Calling the partnership between State Bank of India (SBI) and Adani Capital Pvt Ltd as ‘worrisome’, the Peoples’ Commission on Public Sector and Public Services (PCPSPS) has asked the Reserve Bank of India (RBI) to reconsider its policy and reverse the deal between the country’s largest public-sector lender and Adani group.
In a statement signed by prominent citizens and activists, including bureaucrats, academics and bank union leaders, PSPSPS says, “We are aggrieved by the fact that the RBI issued such notification without holding wide-ranging consultations with all stakeholders, especially the farmers. To us, it appears to be part of the concerted efforts of late on the part of the government to bring the small borrowers, including the farming community, within the fold of the corporate business houses – the most recent example being the farm laws that were rolled back finally after a year-long farmers’ agitation.”
“We believe that the SBI has the capacity to increase farm and micro, small and medium enterprises (MSME) credit through its own branches. It can convert its 71,968 customer service points into small branches, which will provide regular employment to youth and increase credit in the rural and semi-urban areas,” the statement says.
Last month, SBI joined hands with Adani Capital, the non-banking financial company (NBFC) of the Adani group, to co-lend to farmers to purchase tractors and farm implements.
In a statement, SBI had said, “With this partnership, SBI would be able to target farmer customers in the interior hinterland of the country looking for adoption of farm mechanisation to enhance the productivity of crops.”
“This partnership shall help SBI to expand customer base as well as connect with the underserved farming segment of the country and further contribute towards the growth of India’s farm economy. We will continue to work with more NBFCs in order to reach out to maximum customers in far-flung areas and provide last mile banking services,” Dinesh Khara, chairman of SBI, had stated.
However, the Peoples’ Commission says public sector bans (PSBs) like SBI have had a great role in reducing income inequalities, minimising regional imbalances, and ensuring affirmative action to correct historical injustices. On the other hand, it says, “private NBFC’s capacity and operations are very limited and are driven exclusively by its overarching objective of maximising profits. We wish to express our deep concern at the RBI, whether deliberately or otherwise, contributing to this unfortunate situation in which small borrowers, especially those in the informal sector of the economy, have paid a heavy price.”
“We are rather alarmed by the fact that while the RBI has itself cancelled licenses and even blacklisted a large number of NBFCs (1701 in 2019 alone), it has permitted this arrangement of co-lending by banks and NBFCs. An arrangement such as the one cited here paves the way for NBFCs owned and controlled by the large business conglomerates to make a backdoor entry into the unorganised sector on a much larger scale, riding on the back of a banking behemoth, the SBI,” the Peoples’ Commission warns.

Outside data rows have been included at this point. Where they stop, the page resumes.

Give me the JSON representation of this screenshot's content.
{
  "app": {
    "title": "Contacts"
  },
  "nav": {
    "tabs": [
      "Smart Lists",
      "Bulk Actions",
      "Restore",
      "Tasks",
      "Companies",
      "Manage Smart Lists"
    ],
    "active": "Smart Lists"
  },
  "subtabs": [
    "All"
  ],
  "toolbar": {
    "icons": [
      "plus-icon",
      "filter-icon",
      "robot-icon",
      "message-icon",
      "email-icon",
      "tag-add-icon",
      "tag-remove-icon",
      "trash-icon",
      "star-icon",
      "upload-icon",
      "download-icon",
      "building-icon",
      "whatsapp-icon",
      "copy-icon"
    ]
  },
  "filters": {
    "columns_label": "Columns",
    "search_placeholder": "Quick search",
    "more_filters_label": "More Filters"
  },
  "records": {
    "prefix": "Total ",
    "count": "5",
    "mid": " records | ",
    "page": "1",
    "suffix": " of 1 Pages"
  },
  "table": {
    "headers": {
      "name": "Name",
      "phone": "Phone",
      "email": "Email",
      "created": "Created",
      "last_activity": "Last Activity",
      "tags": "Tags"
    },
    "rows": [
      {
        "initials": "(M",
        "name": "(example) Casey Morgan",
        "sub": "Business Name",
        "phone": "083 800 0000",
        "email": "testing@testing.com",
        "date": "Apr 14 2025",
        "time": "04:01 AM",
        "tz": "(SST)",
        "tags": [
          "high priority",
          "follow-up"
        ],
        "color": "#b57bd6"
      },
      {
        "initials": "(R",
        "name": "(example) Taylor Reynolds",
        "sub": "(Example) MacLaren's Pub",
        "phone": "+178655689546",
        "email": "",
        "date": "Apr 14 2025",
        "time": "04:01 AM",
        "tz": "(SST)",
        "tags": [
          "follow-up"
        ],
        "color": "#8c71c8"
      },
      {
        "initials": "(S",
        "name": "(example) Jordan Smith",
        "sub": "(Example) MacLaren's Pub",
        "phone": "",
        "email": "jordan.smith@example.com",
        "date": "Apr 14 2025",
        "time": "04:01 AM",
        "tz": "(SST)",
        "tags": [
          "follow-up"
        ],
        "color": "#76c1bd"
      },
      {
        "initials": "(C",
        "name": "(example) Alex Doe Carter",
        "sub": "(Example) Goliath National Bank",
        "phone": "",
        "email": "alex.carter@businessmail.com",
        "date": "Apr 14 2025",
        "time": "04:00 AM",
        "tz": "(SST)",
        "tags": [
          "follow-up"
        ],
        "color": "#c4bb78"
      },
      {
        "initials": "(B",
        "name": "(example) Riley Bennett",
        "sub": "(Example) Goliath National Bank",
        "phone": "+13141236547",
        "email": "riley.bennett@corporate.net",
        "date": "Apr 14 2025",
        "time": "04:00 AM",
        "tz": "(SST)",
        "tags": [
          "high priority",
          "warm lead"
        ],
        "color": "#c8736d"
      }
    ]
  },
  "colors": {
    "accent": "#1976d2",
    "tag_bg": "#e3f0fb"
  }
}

PSPSPS, in the letter, also recalls what happened in the banking sector after 1991 when private promoters were allowed entry into banking. It says, “...several public sector banks were forced to take over such banks in order to protect the interests of depositors. The subsequent entry of inadequately regulated NBFCs and the crisis that followed, especially at the hands of micro-financing agencies, which drove thousands of small borrowers to suicide is still fresh in memory.”
“Worryingly, we find that some of the NBFCs belong to groups of companies owned and controlled by corporate houses that are already heavily indebted to the public sector banks. Persuading the latter to co-lend with such NBFCs would involve a conflict of interest that could adversely affect the interests of the banks’ depositors,” it added.
Considering that the NBFC sector is inadequately regulated and, therefore, poses risks that the economy can ill-afford to bear, the Peoples’ Commission says it feels that there are compelling reasons for RBI to stop issuing licences to corporates to run NBFCs. “We demand RBI review its policy on persuading the banks to tie up with the NBFCs for co-lending to the borrowers, as it would yield no benefits to the banks, nor would it be in the long-term interest of the small borrowers.”
The PCPSPS statement is endorsed by TM Thomas Issac (former minister for finance, Kerala), justice Hari Paranthaman (retd) (Madras High Court), Aditi Mehta (former additional chief secretary, Rajasthan), Dr CP Chandrasekhar (retired professor, Jawaharlal Nehru University), EAS Sarma (former secretary, Union ministry of power & economic affairs) and Indira Jaising (senior advocate, Supreme Court of India), among others.